Predictions appear in the search box to help you finish what you’re typing as soon as you start typing on Google Search and the credit goes to the Autocomplete feature.
Predictions reflect searches that have been done on Google, according to Google.
The company’s statement in a blog post stated that “To determine what predictions to show, our systems begin by looking at common and trending queries that match what someone starts to enter into the search box,”
For example, if you were going to type in “best star trek…” We would look for the common completions that would follow, such as “best star trek series” or best star trek episodes.”
Google said: We don’t just show the most common predictions overall. We also consider things like the language of the searcher or where they are searching from because these make predictions far more relevant,”
Google systems may automatically shift from predicting an entire search to portions of a search, to provide better predictions for long queries.
Freshness is also into account while displaying predictions, the company said, “If our automated systems detect there’s rising interest in a topic, they might show a trending prediction even if it isn’t typically the most common of all related predictions that we know about”.
Predictions differ, completely depending on the specific topic that someone is searching for.
Things, People, Places all have different attributes that people are interested in.
For example, if someone searches for “trip to New York” they might see a prediction of “trip to New York for Christmas,” as that’s a popular theme to visit that city,
Google told that: Predictions will reflect the queries that are unique and relevant to a particular topic,”
Autocomplete completely differs from Google Trends, which is a tool for journalists and anyone else who’s interested to research the popularity of searches and search topics over time
Google also told that the predictions aren’t perfect and it has systems designed to prevent potentially unhelpful and policy-violating predictions from appearing.

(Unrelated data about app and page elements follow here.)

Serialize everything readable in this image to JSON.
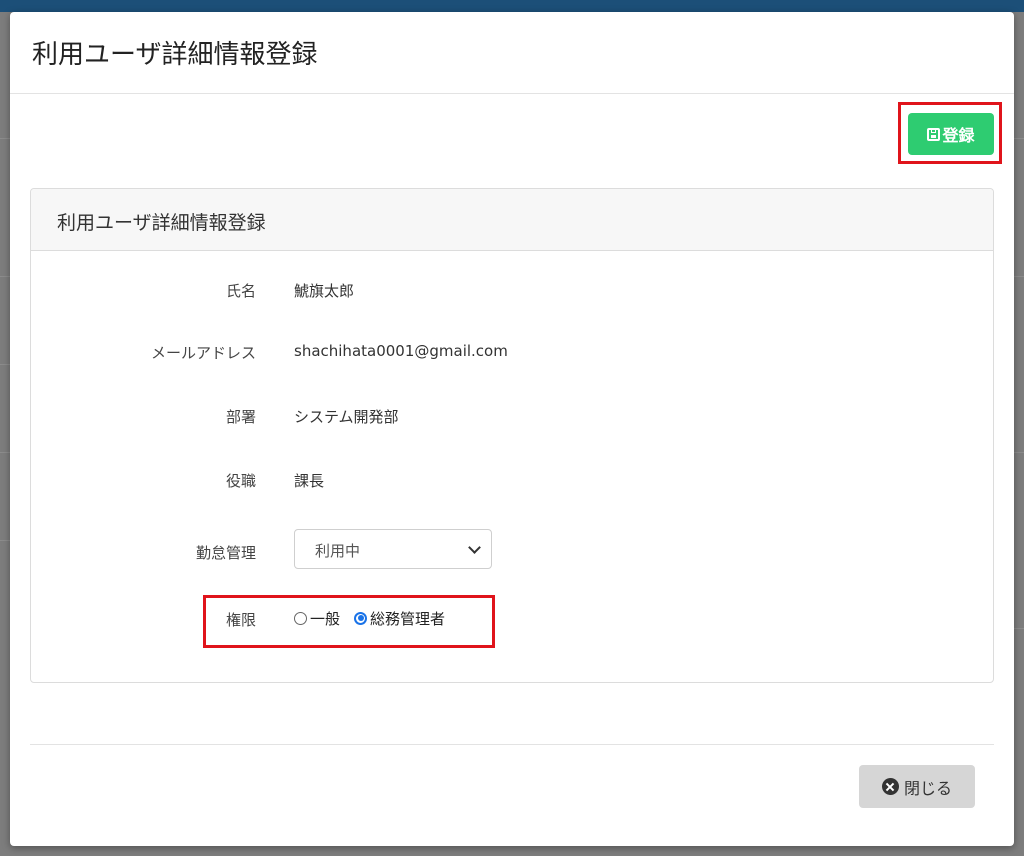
{
  "modal": {
    "title": "利用ユーザ詳細情報登録",
    "register_label": "登録",
    "close_label": "閉じる"
  },
  "card": {
    "title": "利用ユーザ詳細情報登録"
  },
  "fields": {
    "name": {
      "label": "氏名",
      "value": "鯱旗太郎"
    },
    "email": {
      "label": "メールアドレス",
      "value": "shachihata0001@gmail.com"
    },
    "department": {
      "label": "部署",
      "value": "システム開発部"
    },
    "position": {
      "label": "役職",
      "value": "課長"
    },
    "attendance": {
      "label": "勤怠管理",
      "selected": "利用中"
    },
    "permission": {
      "label": "権限",
      "options": [
        "一般",
        "総務管理者"
      ],
      "selected": "総務管理者"
    }
  },
  "colors": {
    "primary_button": "#2ecc71",
    "highlight_border": "#e0141b",
    "radio_checked": "#1a73e8"
  }
}
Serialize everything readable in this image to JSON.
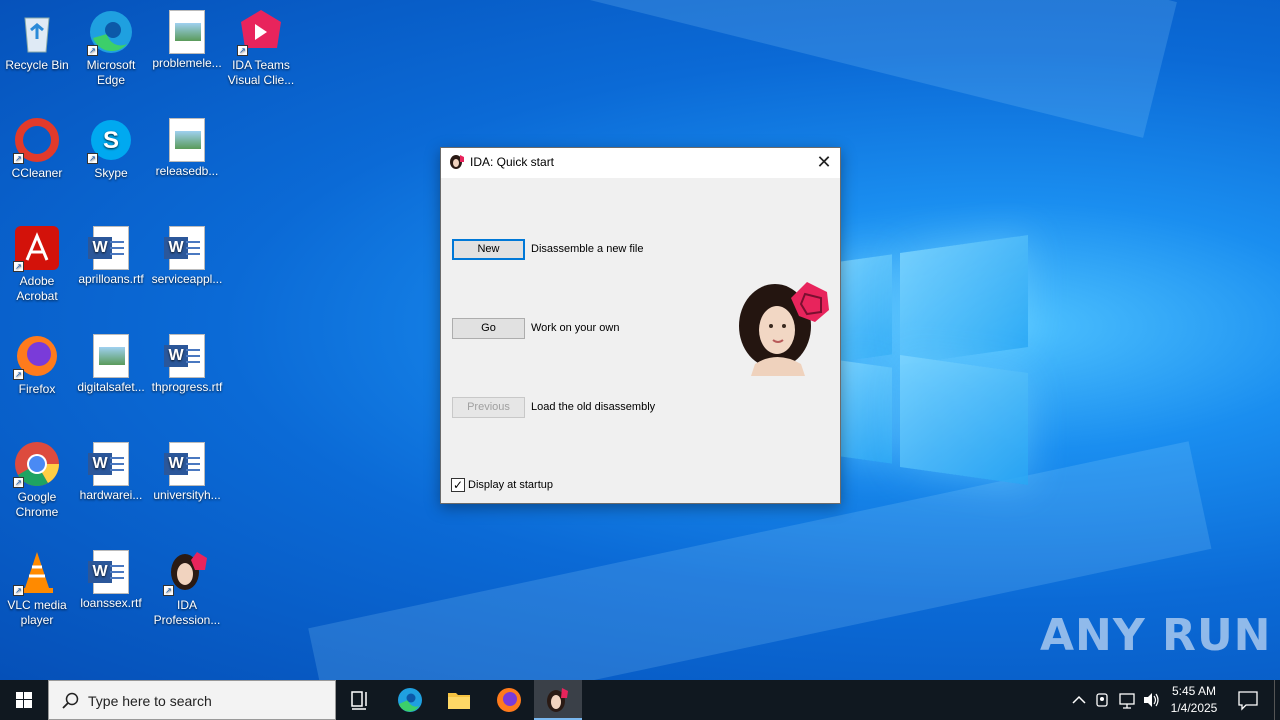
{
  "desktop": {
    "icons": [
      {
        "label": "Recycle Bin"
      },
      {
        "label": "Microsoft Edge"
      },
      {
        "label": "problemele..."
      },
      {
        "label": "IDA Teams Visual Clie..."
      },
      {
        "label": "CCleaner"
      },
      {
        "label": "Skype"
      },
      {
        "label": "releasedb..."
      },
      {
        "label": "Adobe Acrobat"
      },
      {
        "label": "aprilloans.rtf"
      },
      {
        "label": "serviceappl..."
      },
      {
        "label": "Firefox"
      },
      {
        "label": "digitalsafet..."
      },
      {
        "label": "thprogress.rtf"
      },
      {
        "label": "Google Chrome"
      },
      {
        "label": "hardwarei..."
      },
      {
        "label": "universityh..."
      },
      {
        "label": "VLC media player"
      },
      {
        "label": "loanssex.rtf"
      },
      {
        "label": "IDA Profession..."
      }
    ]
  },
  "dialog": {
    "title": "IDA: Quick start",
    "close_glyph": "✕",
    "new_button": "New",
    "new_desc": "Disassemble a new file",
    "go_button": "Go",
    "go_desc": "Work on your own",
    "previous_button": "Previous",
    "previous_desc": "Load the old disassembly",
    "display_at_startup_label": "Display at startup",
    "display_at_startup_checked": true,
    "check_glyph": "✓"
  },
  "watermark": "ANY RUN",
  "taskbar": {
    "search_placeholder": "Type here to search",
    "time": "5:45 AM",
    "date": "1/4/2025",
    "pinned": [
      "task-view",
      "edge",
      "file-explorer",
      "firefox",
      "ida"
    ]
  },
  "colors": {
    "taskbar_bg": "#101820",
    "dialog_bg": "#f0f0f0",
    "focus_blue": "#0078d7",
    "ida_pink": "#e8245c"
  }
}
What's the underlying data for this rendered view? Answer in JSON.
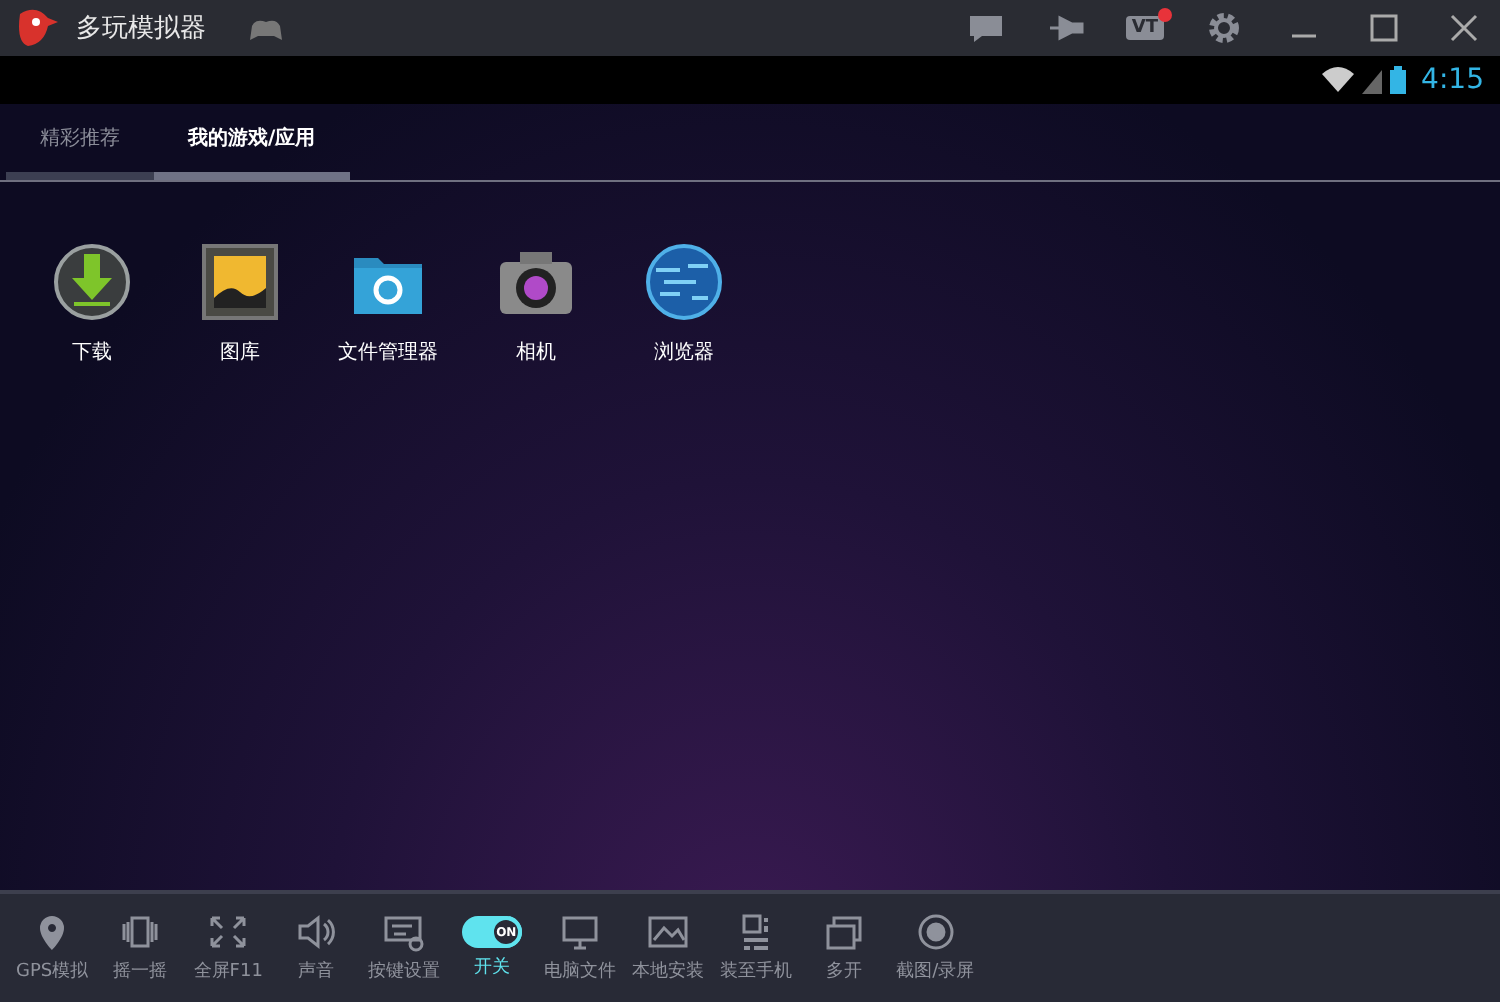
{
  "window": {
    "title": "多玩模拟器",
    "vt_label": "VT",
    "vt_notification": true
  },
  "status_bar": {
    "time": "4:15"
  },
  "tabs": [
    {
      "label": "精彩推荐",
      "selected": false
    },
    {
      "label": "我的游戏/应用",
      "selected": true
    }
  ],
  "apps": [
    {
      "label": "下载"
    },
    {
      "label": "图库"
    },
    {
      "label": "文件管理器"
    },
    {
      "label": "相机"
    },
    {
      "label": "浏览器"
    }
  ],
  "toolbar": [
    {
      "kind": "button",
      "label": "GPS模拟"
    },
    {
      "kind": "button",
      "label": "摇一摇"
    },
    {
      "kind": "button",
      "label": "全屏F11"
    },
    {
      "kind": "button",
      "label": "声音"
    },
    {
      "kind": "button",
      "label": "按键设置"
    },
    {
      "kind": "toggle",
      "label": "开关",
      "on": true,
      "toggle_text": "ON"
    },
    {
      "kind": "button",
      "label": "电脑文件"
    },
    {
      "kind": "button",
      "label": "本地安装"
    },
    {
      "kind": "button",
      "label": "装至手机"
    },
    {
      "kind": "button",
      "label": "多开"
    },
    {
      "kind": "button",
      "label": "截图/录屏"
    }
  ]
}
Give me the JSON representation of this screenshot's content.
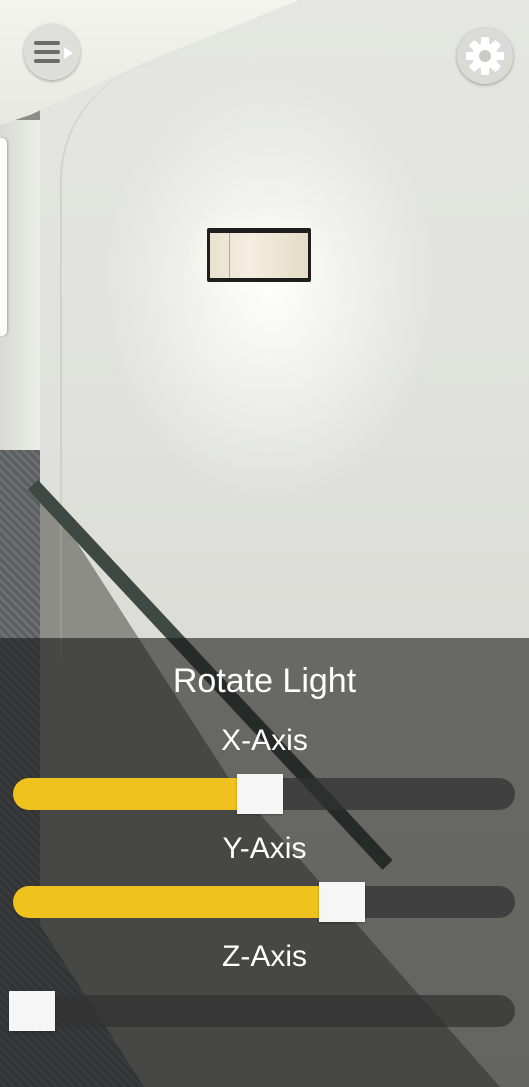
{
  "header": {
    "menu_button_icon": "hamburger-menu-icon",
    "settings_button_icon": "gear-icon"
  },
  "panel": {
    "title": "Rotate Light",
    "accent_color": "#f0c21d",
    "sliders": [
      {
        "label": "X-Axis",
        "value_fraction": 0.5
      },
      {
        "label": "Y-Axis",
        "value_fraction": 0.68
      },
      {
        "label": "Z-Axis",
        "value_fraction": 0.0
      }
    ]
  }
}
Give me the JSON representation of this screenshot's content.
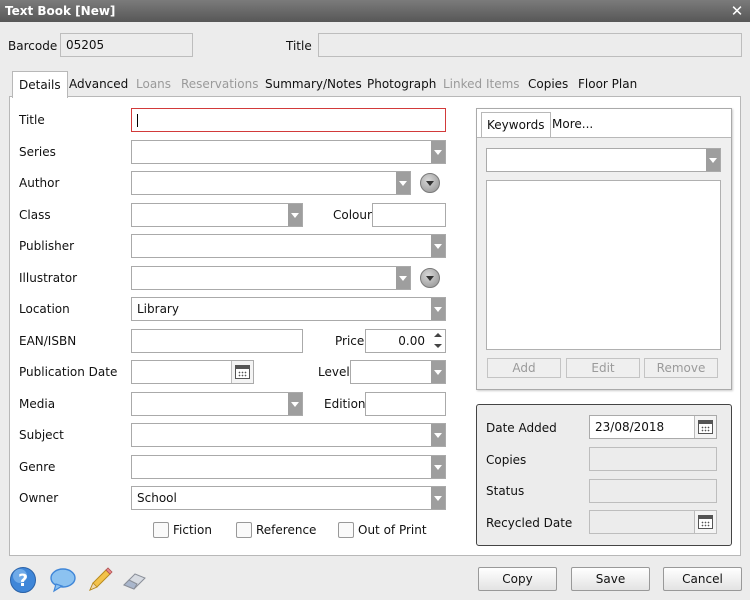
{
  "window": {
    "title": "Text Book [New]"
  },
  "header": {
    "barcode_label": "Barcode",
    "barcode_value": "05205",
    "title_label": "Title",
    "title_value": ""
  },
  "tabs": [
    {
      "label": "Details",
      "state": "active"
    },
    {
      "label": "Advanced",
      "state": "enabled"
    },
    {
      "label": "Loans",
      "state": "disabled"
    },
    {
      "label": "Reservations",
      "state": "disabled"
    },
    {
      "label": "Summary/Notes",
      "state": "enabled"
    },
    {
      "label": "Photograph",
      "state": "enabled"
    },
    {
      "label": "Linked Items",
      "state": "disabled"
    },
    {
      "label": "Copies",
      "state": "enabled"
    },
    {
      "label": "Floor Plan",
      "state": "enabled"
    }
  ],
  "form": {
    "title": {
      "label": "Title",
      "value": ""
    },
    "series": {
      "label": "Series",
      "value": ""
    },
    "author": {
      "label": "Author",
      "value": ""
    },
    "class": {
      "label": "Class",
      "value": ""
    },
    "colour": {
      "label": "Colour",
      "value": ""
    },
    "publisher": {
      "label": "Publisher",
      "value": ""
    },
    "illustrator": {
      "label": "Illustrator",
      "value": ""
    },
    "location": {
      "label": "Location",
      "value": "Library"
    },
    "ean": {
      "label": "EAN/ISBN",
      "value": ""
    },
    "price": {
      "label": "Price",
      "value": "0.00"
    },
    "publication_date": {
      "label": "Publication Date",
      "value": ""
    },
    "level": {
      "label": "Level",
      "value": ""
    },
    "media": {
      "label": "Media",
      "value": ""
    },
    "edition": {
      "label": "Edition",
      "value": ""
    },
    "subject": {
      "label": "Subject",
      "value": ""
    },
    "genre": {
      "label": "Genre",
      "value": ""
    },
    "owner": {
      "label": "Owner",
      "value": "School"
    },
    "fiction": {
      "label": "Fiction",
      "checked": false
    },
    "reference": {
      "label": "Reference",
      "checked": false
    },
    "out_of_print": {
      "label": "Out of Print",
      "checked": false
    }
  },
  "keywords": {
    "tabs": [
      "Keywords",
      "More..."
    ],
    "selected": "",
    "add_label": "Add",
    "edit_label": "Edit",
    "remove_label": "Remove"
  },
  "info": {
    "date_added_label": "Date Added",
    "date_added_value": "23/08/2018",
    "copies_label": "Copies",
    "copies_value": "",
    "status_label": "Status",
    "status_value": "",
    "recycled_label": "Recycled Date",
    "recycled_value": ""
  },
  "footer": {
    "icons": [
      "help-icon",
      "comment-icon",
      "pencil-icon",
      "eraser-icon"
    ],
    "copy_label": "Copy",
    "save_label": "Save",
    "cancel_label": "Cancel"
  },
  "colors": {
    "accent_focus": "#d23a3a",
    "titlebar": "#666666",
    "dropdown_button": "#9e9e9e"
  }
}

The Tech giant also explained that: Secondly, if our automated systems don’t catch predictions that violate our policies, we have enforcement teams that remove predictions under those policies,”
With the United States presidential election ahead, Google says that it has taken some steps to improve the quality of information that it highlights across its various search and news products.
Google now stated that it will now remove any Autocomplete predictions that seem to endorse of a oppose a political party or a candidate or that make a claim about voting or the electoral process. That would mean eliminating predictions like “you can vote by phone,” “you can’t vote by phone” or anything which suggests that you donate to a party or a candidate.